The landscape for CPAs serving individual clients is shifting. Consumers are seeking a primary point of contact to address the full scope of their financial needs, including tax, estate, and gift planning; retirement planning; risk management; and more.
In a recent AICPA webcast, veteran CPA financial planner Lyle Benson, CPA/PFS, and Andrea Millar, CPA/PFS, director of the AICPA Personal Financial Planning Division, discussed why CPAs may want to expand their service offerings and outlined a game plan that CPAs can use to remain relevant in the future. Here are some of their key points:
Changes to the landscape of services to individuals
CPAs who are focused solely on tax compliance and planning should be aware of changes in the marketplace for services to individuals. Rather than just expecting traditional tax services from their advisers, clients are now looking for more comprehensive planning services that integrate tax with retirement, estate, risk management, and other planning areas. According to the Bureau of Labor Statistics, the job outlook for personal financial advisers is expected to increase by 15% from 2016 to 2026, much faster than job growth across all occupations.
With the rapid evolution of technology, some of the work that CPAs have historically offered in the tax arena may become commoditized. Many non-CPA competitors are also recognizing the value of the tax relationship in the full advisory picture and are adding it to their service offerings. Though CPAs are naturally concerned about this shift in the tax marketplace, they can also view it as an opportunity to improve the experience they offer clients.
Tax can serve as a bridge to planning services
CPAs are uniquely well-positioned to offer planning services. They already hold the position of the trusted adviser and are expected to provide services in an objective manner, putting the best interest of the public first. Many already offer some level of tax, retirement, and estate planning, as well as planning for business owners. Their client base often includes consumers with complex tax situations who fit the target market for holistic planning services. The reality is that every piece of the client's overall financial picture has a tax element that CPAs are well-positioned to address.

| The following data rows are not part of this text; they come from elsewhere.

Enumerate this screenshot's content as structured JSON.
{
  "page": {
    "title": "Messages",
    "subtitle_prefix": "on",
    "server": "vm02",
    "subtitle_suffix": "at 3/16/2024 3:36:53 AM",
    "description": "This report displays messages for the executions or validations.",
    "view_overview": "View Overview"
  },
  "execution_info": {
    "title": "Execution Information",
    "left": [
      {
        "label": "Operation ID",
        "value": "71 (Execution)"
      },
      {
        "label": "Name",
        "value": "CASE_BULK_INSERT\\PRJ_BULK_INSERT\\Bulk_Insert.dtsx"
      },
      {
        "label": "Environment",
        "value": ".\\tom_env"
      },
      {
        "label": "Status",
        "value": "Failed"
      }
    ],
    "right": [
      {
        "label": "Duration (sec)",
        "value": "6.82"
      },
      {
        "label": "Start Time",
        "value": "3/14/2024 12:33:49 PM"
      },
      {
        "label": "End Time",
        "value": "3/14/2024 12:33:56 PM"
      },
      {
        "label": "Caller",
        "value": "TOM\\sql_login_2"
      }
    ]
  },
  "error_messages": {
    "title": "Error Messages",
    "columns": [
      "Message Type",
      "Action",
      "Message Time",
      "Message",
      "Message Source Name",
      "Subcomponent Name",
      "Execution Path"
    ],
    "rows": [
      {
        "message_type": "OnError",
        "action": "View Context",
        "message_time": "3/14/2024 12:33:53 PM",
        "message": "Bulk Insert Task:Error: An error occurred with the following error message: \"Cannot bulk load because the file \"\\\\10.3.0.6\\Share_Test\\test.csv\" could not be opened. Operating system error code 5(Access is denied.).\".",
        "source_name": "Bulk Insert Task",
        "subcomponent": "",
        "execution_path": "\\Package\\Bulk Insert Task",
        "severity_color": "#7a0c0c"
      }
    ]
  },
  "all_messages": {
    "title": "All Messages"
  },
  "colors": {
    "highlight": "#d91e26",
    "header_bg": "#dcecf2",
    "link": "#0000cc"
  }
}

Tax planning is still an integral value proposition for individual clients. But it can also serve as a jumping-off point for providing clients with other value-added services. In fact, if clients aren't already asking you questions about their other financial goals or needs in the course of a tax engagement, you can expand the tax relationship by opening those deeper conversations. (See the Analysis of a Tax Return for Financial Planning Opportunities and Personal Financial Outlook checklists for ideas.)
This year, tax reform has created an excellent opportunity for CPAs to showcase their expertise, ask clients deeper questions about their goals, and weave tax planning into clients' broader planning picture. Listen to the webcast for more information.
The CPA as primary point of contact
Many financial plans require input from several professionals: not only CPAs, but also estate planning attorneys, investment advisers, insurance brokers, and others. However, if these professionals do not understand the client's entire financial picture, they may give advice in a silo, without understanding how their recommendations will affect other areas of the client's financial life. CPAs can provide clients with a valuable and much-needed service by acting as a primary point of contact who can integrate various parts of the client's financial life. CPAs can coordinate among all the experts working on a client's plan while providing their own financial expertise.
Practical steps to get started
How can you expand your tax practice to include planning services? For starters, you need to communicate to your clients your willingness and ability to engage in broader planning. Be intentional about telling clients what your service offerings are, rather than waiting for them to ask questions.
You can also use free AICPA checklists to help you review clients' tax returns in order to identify important issues and opportunities for planning conversations.
The AICPA's Personal Financial Planning and Tax Divisions can also assist with the transition. These divisions are constantly creating resources to support CPAs and bring together tax and planning content. Visit aicpa.org/pfp/pathway for practical resources tailored to CPAs interested in expanding their service offerings, aicpa.org/taxreform for comprehensive AICPA coverage on tax reform, and aicpa.org/pfp/proactiveplanning for proactive financial and tax planning strategies .
Take advantage of the unique opportunity of 2018 tax reform changes to let clients know about the various services you can provide. By providing your clients with planning services, you can help meet their needs and future-proof your business as well.
Susan McAndrew, CPA, is a freelance writer based in Florida. To comment on this article or to suggest an idea for another article, contact Courtney Vien, a JofA senior editor, at Courtney.Vien@aicpa-cima.com.